It’s always been interesting to see what happens with this guy ever since he showed up on a London car park with a sign saying “will kick ball for food”, but it looks like he might actually be moving this deadline day around. Cardiff have been given permission to speak to the Nigerian forward and all we can do is pray and hope that it falls through and the drama can continue come January.

The remaining members of the Aston Villa bomb squad

Yeh, they aren’t moving. No one wants them. Stephen Ireland, Shay Given and Charles N’Zogbia and co. will continue to leech Randy Lerner’s money until their contracts expire.

Arsenal

They’ve finally come to life, and they’ve left it very late. Ozil is pretty much a done deal, and more look to be on the way in. Emiliano Viviano from Palermo will join to provide competition for Wojciech Szczesny. Angel Di Maria, Karim Benzema, Demba Ba, Yohan Cabaye have all been linked. And, to my knowledge, they havent been linked with a single defender, which is kind of what they need. Expect an influx of talent.
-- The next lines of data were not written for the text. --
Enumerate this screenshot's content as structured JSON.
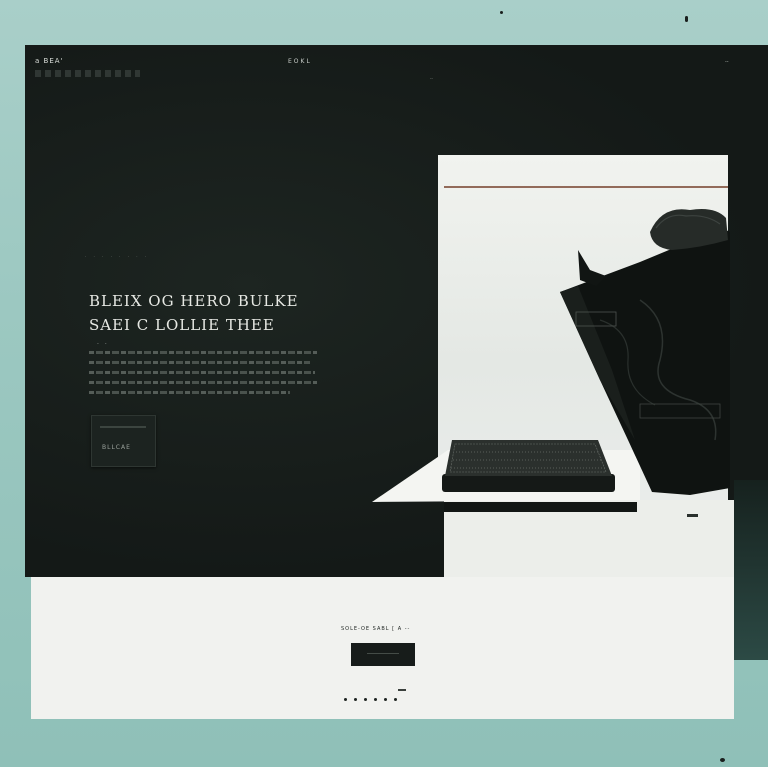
{
  "nav": {
    "logo": "a BEA'",
    "center_label": "EOKL",
    "links": [
      "",
      "",
      ""
    ],
    "right_label": "--",
    "subnav": [
      "",
      "",
      "",
      "",
      "",
      ""
    ],
    "small_line": "--"
  },
  "crumb": [
    "",
    ""
  ],
  "hero": {
    "eyebrow": ". . . . . . . .",
    "headline_line1": "BLEIX OG HERO BULKE",
    "headline_line2": "SAEI C LOLLIE THEE",
    "dots": ". .",
    "cta_label": "BLLCAE"
  },
  "lower": {
    "title": "SOLE-OE SABL  [ A --",
    "pager_count": 6
  },
  "colors": {
    "background": "#9cc8c1",
    "site_dark": "#161b19",
    "panel_light": "#f1f2ef",
    "accent_rule": "#7a4a35"
  },
  "icons": [
    "wallet-image",
    "leather-bag-image"
  ]
}
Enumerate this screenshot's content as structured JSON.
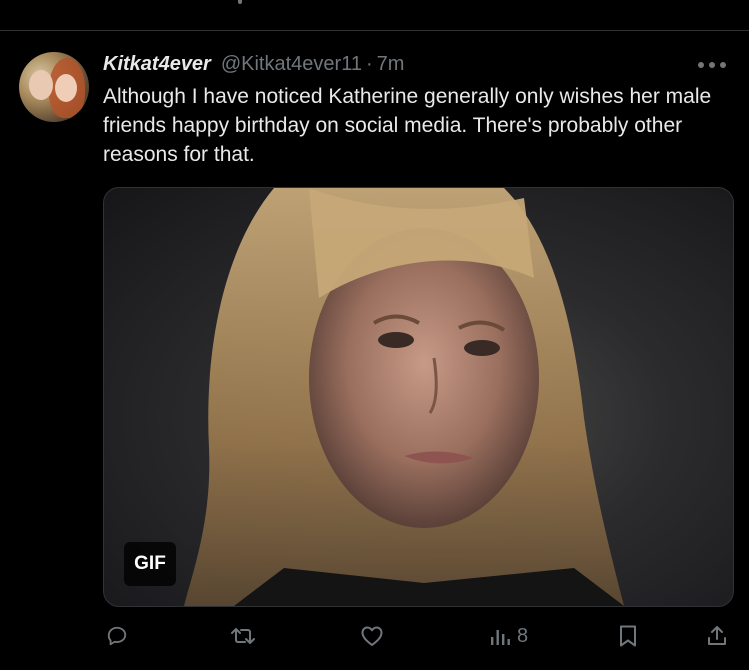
{
  "post": {
    "author": {
      "display_name": "Kitkat4ever",
      "handle": "@Kitkat4ever11",
      "separator": "·",
      "time": "7m"
    },
    "text": "Although I have noticed Katherine generally only wishes her male friends happy birthday on social media. There's probably other reasons for that.",
    "media": {
      "badge": "GIF"
    },
    "actions": {
      "reply_icon": "reply-icon",
      "repost_icon": "repost-icon",
      "like_icon": "like-icon",
      "views_icon": "views-icon",
      "views_count": "8",
      "bookmark_icon": "bookmark-icon",
      "share_icon": "share-icon"
    }
  },
  "colors": {
    "background": "#000000",
    "text_primary": "#e7e9ea",
    "text_secondary": "#71767b",
    "divider": "#2f3336"
  }
}
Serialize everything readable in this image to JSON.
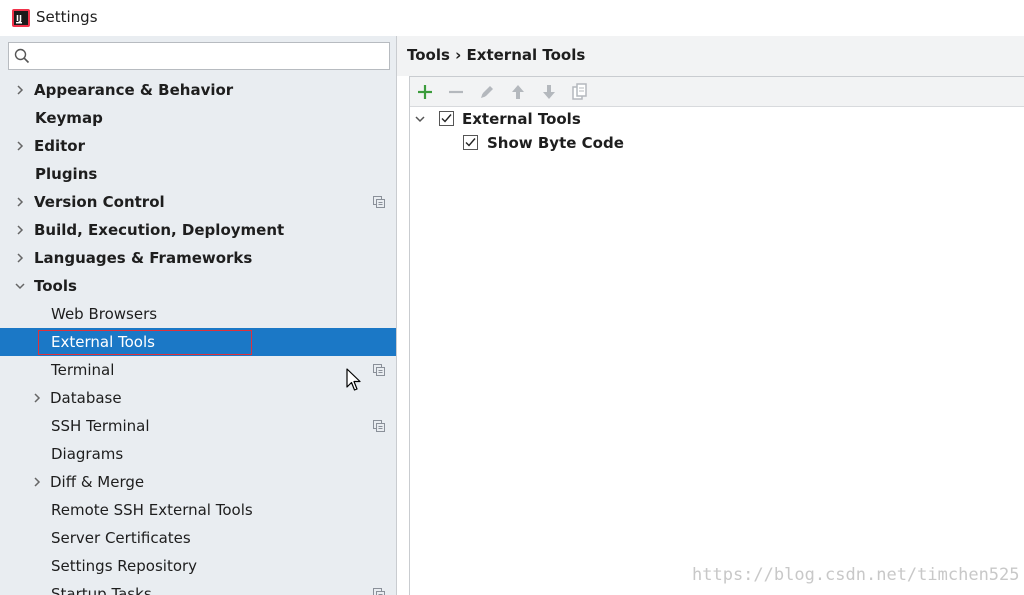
{
  "window": {
    "title": "Settings"
  },
  "search": {
    "value": "",
    "placeholder": ""
  },
  "sidebar": {
    "items": [
      {
        "label": "Appearance & Behavior",
        "expandable": true,
        "expanded": false,
        "level": 0,
        "bold": true
      },
      {
        "label": "Keymap",
        "expandable": false,
        "level": 0,
        "bold": true
      },
      {
        "label": "Editor",
        "expandable": true,
        "expanded": false,
        "level": 0,
        "bold": true
      },
      {
        "label": "Plugins",
        "expandable": false,
        "level": 0,
        "bold": true
      },
      {
        "label": "Version Control",
        "expandable": true,
        "expanded": false,
        "level": 0,
        "bold": true,
        "project_icon": true
      },
      {
        "label": "Build, Execution, Deployment",
        "expandable": true,
        "expanded": false,
        "level": 0,
        "bold": true
      },
      {
        "label": "Languages & Frameworks",
        "expandable": true,
        "expanded": false,
        "level": 0,
        "bold": true
      },
      {
        "label": "Tools",
        "expandable": true,
        "expanded": true,
        "level": 0,
        "bold": true
      },
      {
        "label": "Web Browsers",
        "expandable": false,
        "level": 1
      },
      {
        "label": "External Tools",
        "expandable": false,
        "level": 1,
        "selected": true
      },
      {
        "label": "Terminal",
        "expandable": false,
        "level": 1,
        "project_icon": true
      },
      {
        "label": "Database",
        "expandable": true,
        "expanded": false,
        "level": 1
      },
      {
        "label": "SSH Terminal",
        "expandable": false,
        "level": 1,
        "project_icon": true
      },
      {
        "label": "Diagrams",
        "expandable": false,
        "level": 1
      },
      {
        "label": "Diff & Merge",
        "expandable": true,
        "expanded": false,
        "level": 1
      },
      {
        "label": "Remote SSH External Tools",
        "expandable": false,
        "level": 1
      },
      {
        "label": "Server Certificates",
        "expandable": false,
        "level": 1
      },
      {
        "label": "Settings Repository",
        "expandable": false,
        "level": 1
      },
      {
        "label": "Startup Tasks",
        "expandable": false,
        "level": 1,
        "project_icon": true
      }
    ]
  },
  "main": {
    "breadcrumb": "Tools › External Tools",
    "toolbar": {
      "buttons": [
        {
          "icon": "add-icon",
          "enabled": true
        },
        {
          "icon": "remove-icon",
          "enabled": false
        },
        {
          "icon": "edit-icon",
          "enabled": false
        },
        {
          "icon": "move-up-icon",
          "enabled": false
        },
        {
          "icon": "move-down-icon",
          "enabled": false
        },
        {
          "icon": "copy-icon",
          "enabled": false
        }
      ]
    },
    "tools_tree": {
      "group": {
        "label": "External Tools",
        "checked": true,
        "expanded": true
      },
      "items": [
        {
          "label": "Show Byte Code",
          "checked": true
        }
      ]
    }
  },
  "colors": {
    "selection": "#1b78c6",
    "sidebar_bg": "#e9edf1",
    "add_green": "#3c9c3c",
    "highlight_border": "#e0323a"
  },
  "watermark": "https://blog.csdn.net/timchen525"
}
Spurs

I don’t know why, and I don’t know who. But it’s SPURS. They WILL do something. Rumours are Hulk, Tom Ince, and Coentrao.

Manchester United, Marouane Fellaini, and Shinji Kagawa

Even with Liverpool, Newcastle and Arsenal all around, somehow Manchester United are this seasons soap opera. The fans are getting edgy. The board refuses to deliver. Why didn’t they hijack the Ozil deal? Wouldn’t Christian Eriksen have been the ideal creative midfielder? Why don’t they swoop for Juan Mata, seemingly becoming more and more available? Instead, they’ve gone for Ander Herrera, a player who plied his trade at underperforming Athletic Bilbao last season. £30m is the fee. He’d better be good. Additionally, Moyes seems to be far too focused on a player who doesn’t really fit the United mould: Fellaini. I can understand why, he’s an arial threat, and Moyes knows him well. He is not the answer. He isn’t a creative, natural CAM like a Gotze or an Ozil or an Eriksen. There is however a solution, one that really maddens me that Moyes has ignored…. PLAY KAGAWA. Just play him, he’s one of your best players. He can score, he can create, JUST PLAY HIM. It’s no wonder Dortmund fans are getting antsy, he’s too good to sit on the bench while TOM BLOODY CLEVERLEY plays EVERY GAME and he’s simply not good enough to pull on the red jersey. So David Moyes, you can sign who you like, I don’t care. But please sell Kagawa to a club who actually wants to play him and not waste him for the purpose of marketing in Asia. The rumours are that Dortmund and Atletico Madrid will bid for his signature, but I’ve heard rumours of a Premier League loan to Aston Villa for him… watch this space.